--- What is required ---
Your task is to output the data exactly as it stands.

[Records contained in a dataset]

_ _ _ _ _ _ _

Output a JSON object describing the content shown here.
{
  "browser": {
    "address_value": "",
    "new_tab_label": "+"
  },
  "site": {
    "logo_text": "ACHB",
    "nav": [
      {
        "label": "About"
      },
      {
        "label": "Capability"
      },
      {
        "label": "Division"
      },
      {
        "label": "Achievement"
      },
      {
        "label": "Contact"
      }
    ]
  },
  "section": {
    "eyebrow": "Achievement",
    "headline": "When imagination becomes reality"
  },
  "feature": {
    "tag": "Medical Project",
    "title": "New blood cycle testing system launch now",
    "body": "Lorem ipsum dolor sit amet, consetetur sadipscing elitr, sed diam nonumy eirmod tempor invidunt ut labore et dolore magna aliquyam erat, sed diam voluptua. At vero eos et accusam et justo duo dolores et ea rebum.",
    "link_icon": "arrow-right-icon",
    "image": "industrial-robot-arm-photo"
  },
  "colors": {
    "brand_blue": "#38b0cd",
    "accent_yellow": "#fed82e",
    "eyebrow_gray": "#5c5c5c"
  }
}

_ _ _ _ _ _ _

--- Solution to this task ---
Output a JSON object describing the content shown here.
{
  "browser": {
    "address_value": "",
    "new_tab_label": "+"
  },
  "site": {
    "logo_text": "ACHB",
    "nav": [
      {
        "label": "About"
      },
      {
        "label": "Capability"
      },
      {
        "label": "Division"
      },
      {
        "label": "Achievement"
      },
      {
        "label": "Contact"
      }
    ]
  },
  "section": {
    "eyebrow": "Achievement",
    "headline": "When imagination becomes reality"
  },
  "feature": {
    "tag": "Medical Project",
    "title": "New blood cycle testing system launch now",
    "body": "Lorem ipsum dolor sit amet, consetetur sadipscing elitr, sed diam nonumy eirmod tempor invidunt ut labore et dolore magna aliquyam erat, sed diam voluptua. At vero eos et accusam et justo duo dolores et ea rebum.",
    "link_icon": "arrow-right-icon",
    "image": "industrial-robot-arm-photo"
  },
  "colors": {
    "brand_blue": "#38b0cd",
    "accent_yellow": "#fed82e",
    "eyebrow_gray": "#5c5c5c"
  }
}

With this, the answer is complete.